I was going through some old pictures with the hope of getting rid of some of stuff in an effort to be a more minimalist. So far my efforts have been in vain. I found an old picture of my dad. It was a picture of how I remember him as I was growing up before I left the house to try my luck on my own. I remember that often he would not answer a question directly with a yes or no, but would give you what I call “nuggets of wisdom.”
As with most siblings, my brother and I got along as well the Hatfields and McCoys. A time that was particularly ripe for disagreements was when we were assigned a chore that we had to do together. Neither of us wanted to more than the other and some terrific fights broke out as to who was doing the most work and who was sandbagging it. When the fighting got too loud or ended in fisticuffs, Dad would have to intervene. When he was finished giving both of us a hearty a**chewing he would say “#!*&%#!! You’re too worried about who is going to more and who is going to get the most credit!”
I would like to say it stopped us from fighting, but that would be as likely as a snowstorm in July. But I remembered those words and found that a lot more gets done when working for a common goal if no one keeps score and no one cares who gets the credit.

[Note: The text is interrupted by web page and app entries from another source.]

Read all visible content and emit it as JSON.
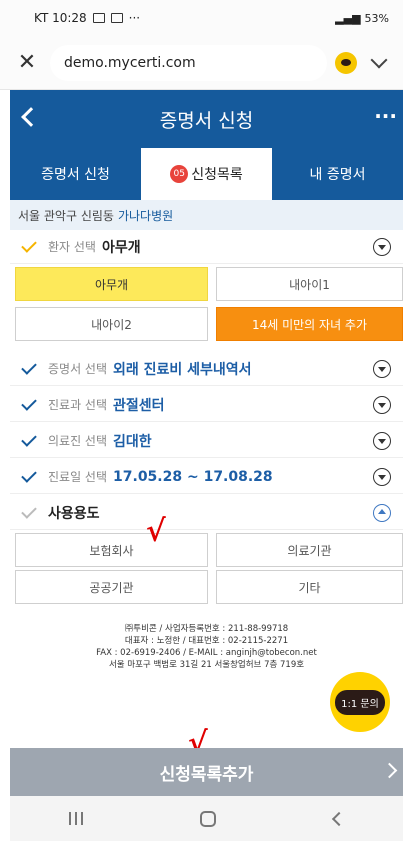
{
  "status_bar": {
    "carrier_time": "KT 10:28",
    "right_text": "53%"
  },
  "browser": {
    "url": "demo.mycerti.com"
  },
  "header": {
    "title": "증명서 신청"
  },
  "tabs": [
    {
      "label": "증명서 신청"
    },
    {
      "badge": "05",
      "label": "신청목록"
    },
    {
      "label": "내 증명서"
    }
  ],
  "hospital": {
    "region": "서울 관악구 신림동",
    "name": "가나다병원"
  },
  "patient": {
    "label": "환자 선택",
    "value": "아무개",
    "options": [
      "아무개",
      "내아이1",
      "내아이2",
      "14세 미만의 자녀 추가"
    ]
  },
  "certificate": {
    "label": "증명서 선택",
    "value": "외래 진료비 세부내역서"
  },
  "department": {
    "label": "진료과 선택",
    "value": "관절센터"
  },
  "doctor": {
    "label": "의료진 선택",
    "value": "김대한"
  },
  "treatment_date": {
    "label": "진료일 선택",
    "value": "17.05.28 ~ 17.08.28"
  },
  "usage": {
    "label": "사용용도",
    "options": [
      "보험회사",
      "의료기관",
      "공공기관",
      "기타"
    ]
  },
  "annotations": {
    "check_mark": "√"
  },
  "footer": {
    "line1": "㈜투비콘 / 사업자등록번호 : 211-88-99718",
    "line2": "대표자 : 노정한 / 대표번호 : 02-2115-2271",
    "line3": "FAX : 02-6919-2406 / E-MAIL : anginjh@tobecon.net",
    "line4": "서울 마포구 백범로 31길 21 서울창업허브 7층 719호"
  },
  "chat": {
    "label": "1:1 문의"
  },
  "cta": {
    "label": "신청목록추가"
  }
}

When I was 18 and agonizing over my choices as to which college to attend, I knew that I was going to have to take out loans to finance my education. I was bemoaning the cost of one of the better schools and told Dad that I was worried about paying back all those school loans. “I didn’t know education was so darn expensive!” Dad barely lifted his eyes from his reading and said: “Not as expensive as ignorance.” I ended up taking out the loans, went with my first choice and never regretted it.
I remember whenever Dad worried about his son get a bit big for his britches and feeling pretty full of himself he would say: “Whenever you’re feeling indispensable or too damn important, stick your finger in a bucket of water and when you pull it see how big a hole you leave.”
I remember another time while I was still pretty young and volatile, that I complained to Dad because I was upset because another person got a promotion that I wanted for myself. I was complaining about how “lucky” the other guy was. The simple reply that I got from that was: “It sure is amazing that the guys that the guy who works the hardest have the most good luck,.” After I had cooled down suitable, I had to admit that the person who edged me out really did do the most work.
“Never make a decision with your fists clenched.” Hey, that one was pretty easy. Don’t make a decision when you’re angry. “You don’t ask a barber if you need a haircut,” was something he once told me when I had overpaid for a vacuum cleaner from a door to door salesman. The barbershop had nothing to do with vacuum cleaners but I figured it out and never bought a big item without sleeping on it first.
When I started dating and he was well acquainted with the wiles of the female sex and I was just coming into my boiling pot of hormones stage, he said: “When you are the in the heat of the moment, the body part that should be doing thinking isn’t the one getting the most blood.” Now that may not be worthy or Aristotle or Socrates, but it must have made an impression on me because I remembered it and used on my own son.
I guess what is most gratifying to me that even though I no longer have this man’s physical presence in my life, I find that he still reveals himself to me in the form of remembrance and those little “nuggets of wisdom.”